.

Exclusive Album Stream: Megafaun Merge Pop and Psychedelia

Listen to the North Carolina band's fourth album, 'Megafaun'

September 12, 2011 12:30 PM ET
megafaun
Megafaun 'Megafaun'
Courtesy Hometapes

Click to listen to Megafaun's album 'Megafaun'

The North Carolina psychedelic rock trio Megafaun have stepped up their game for their fourth album, Megafaun, grafting the delicate banjos and stoned digressions of their previous records onto sturdy, catchy pop song structures. "I think this record’s pretty direct, pretty honest, pretty vulnerable," guitarist Brad Cook told Rolling Stone. "The element of weirdness is more integrated and more subtle."

The band also endeavored to pay tribute to the music of their youth. "Our banjo player Phil’s main instrument is piano, and he wrote a lot more of this record on it. So the songwriting changed, and it felt like an ode to a lot of music we’ve grown up listening to – the Beatles, Jackson Browne, the Dead, Paul McCartney’s solo stuff like Ram. We’re still growing a lot as songwriters, so it feels good to absorb those things in a more direct way."

Megafaun will hit stores on September 20th, but you can stream the album in full now.

Related
Band to Watch: Psych-Rockers Megafaun Channel Seventies Influences on New Album

To read the new issue of Rolling Stone online, plus the entire RS archive: Click Here

prev
Music Main Next

blog comments powered by Disqus
Around the Web
Powered By ZergNet
Daily Newsletter

Get the latest RS news in your inbox.

Sign up to receive the Rolling Stone newsletter and special offers from RS and its
marketing partners.

X

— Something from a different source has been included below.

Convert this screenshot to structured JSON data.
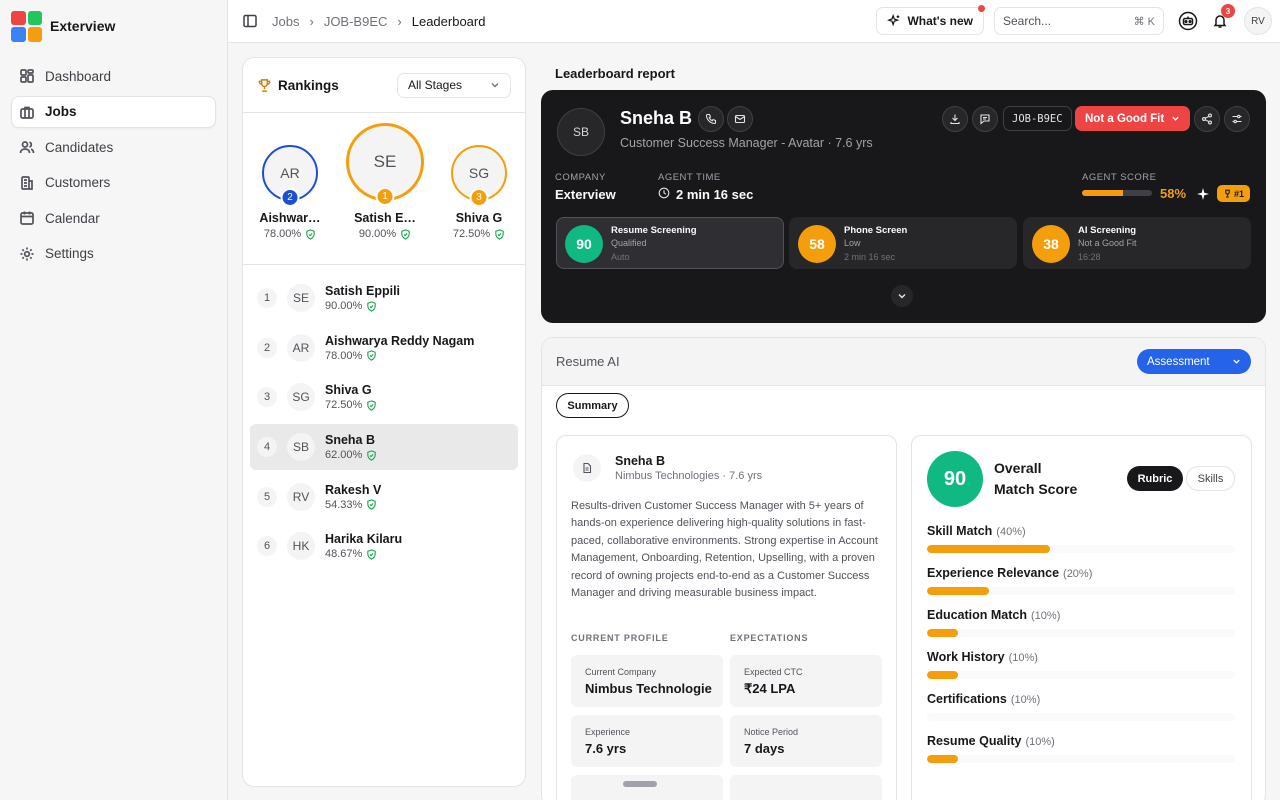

We may use your e-mail address to send you the newsletter and offers that may interest you, on behalf of Rolling Stone and its partners. For more information please read our Privacy Policy.

Song Stories

“Madame George”

Van Morrison | 1968

One of the first stream-of-consciousness epics to make it onto a Van Morrison record, his drawn-out farewell to the eccentric "Madame George" lasted nearly 10 minutes, combining ingredients from folk, jazz and classical music. The character that gave the song its title provoked speculation that it was about a drag queen, though Morrison denied this in Rolling Stone. "If you see it as a male or a female or whatever, it's your trip," he remarked. "I see it as a ... a Swiss cheese sandwich. Something like that."

More Song Stories entries »
 
www.expandtheroom.com